INSTRUCTIONS FOR THE TASK =
Return each line of the data below exactly, omitting any pictures.

Excerpts from an interface dataset:
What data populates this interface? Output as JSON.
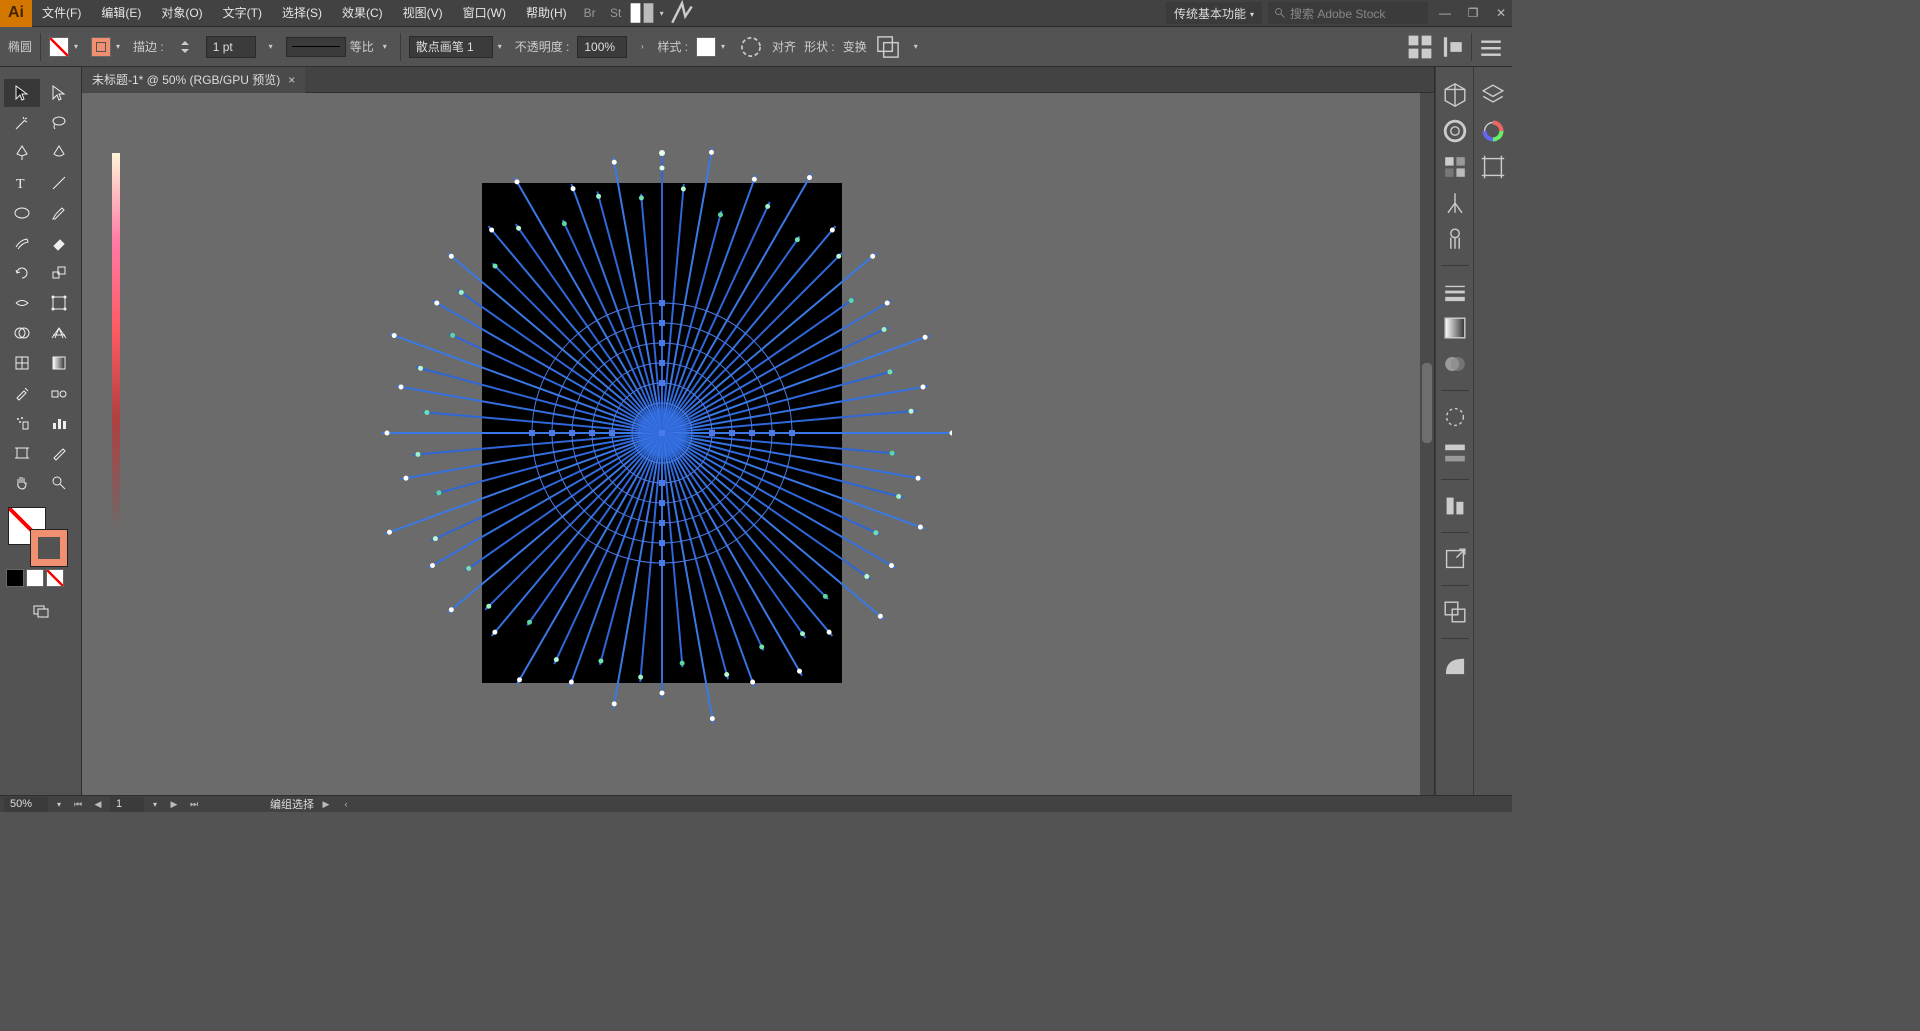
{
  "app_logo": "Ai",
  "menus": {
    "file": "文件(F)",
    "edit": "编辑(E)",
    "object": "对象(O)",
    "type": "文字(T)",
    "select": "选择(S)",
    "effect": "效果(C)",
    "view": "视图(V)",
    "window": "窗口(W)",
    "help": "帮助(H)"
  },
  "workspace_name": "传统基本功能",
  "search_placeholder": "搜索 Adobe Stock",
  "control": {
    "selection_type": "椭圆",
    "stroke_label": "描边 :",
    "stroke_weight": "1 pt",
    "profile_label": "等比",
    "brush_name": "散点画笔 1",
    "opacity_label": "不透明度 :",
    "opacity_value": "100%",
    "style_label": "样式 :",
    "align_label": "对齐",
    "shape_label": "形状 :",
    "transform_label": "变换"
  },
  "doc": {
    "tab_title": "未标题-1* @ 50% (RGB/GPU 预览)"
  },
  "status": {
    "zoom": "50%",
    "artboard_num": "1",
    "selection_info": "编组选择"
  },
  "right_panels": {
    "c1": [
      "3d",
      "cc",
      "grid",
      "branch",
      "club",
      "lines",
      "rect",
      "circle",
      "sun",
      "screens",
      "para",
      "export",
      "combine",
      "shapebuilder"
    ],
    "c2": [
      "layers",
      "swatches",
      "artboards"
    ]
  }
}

OUTPUT =
What data populates this interface? Output as JSON.
{
  "app_logo": "Ai",
  "menus": {
    "file": "文件(F)",
    "edit": "编辑(E)",
    "object": "对象(O)",
    "type": "文字(T)",
    "select": "选择(S)",
    "effect": "效果(C)",
    "view": "视图(V)",
    "window": "窗口(W)",
    "help": "帮助(H)"
  },
  "workspace_name": "传统基本功能",
  "search_placeholder": "搜索 Adobe Stock",
  "control": {
    "selection_type": "椭圆",
    "stroke_label": "描边 :",
    "stroke_weight": "1 pt",
    "profile_label": "等比",
    "brush_name": "散点画笔 1",
    "opacity_label": "不透明度 :",
    "opacity_value": "100%",
    "style_label": "样式 :",
    "align_label": "对齐",
    "shape_label": "形状 :",
    "transform_label": "变换"
  },
  "doc": {
    "tab_title": "未标题-1* @ 50% (RGB/GPU 预览)"
  },
  "status": {
    "zoom": "50%",
    "artboard_num": "1",
    "selection_info": "编组选择"
  },
  "right_panels": {
    "c1": [
      "3d",
      "cc",
      "grid",
      "branch",
      "club",
      "lines",
      "rect",
      "circle",
      "sun",
      "screens",
      "para",
      "export",
      "combine",
      "shapebuilder"
    ],
    "c2": [
      "layers",
      "swatches",
      "artboards"
    ]
  }
}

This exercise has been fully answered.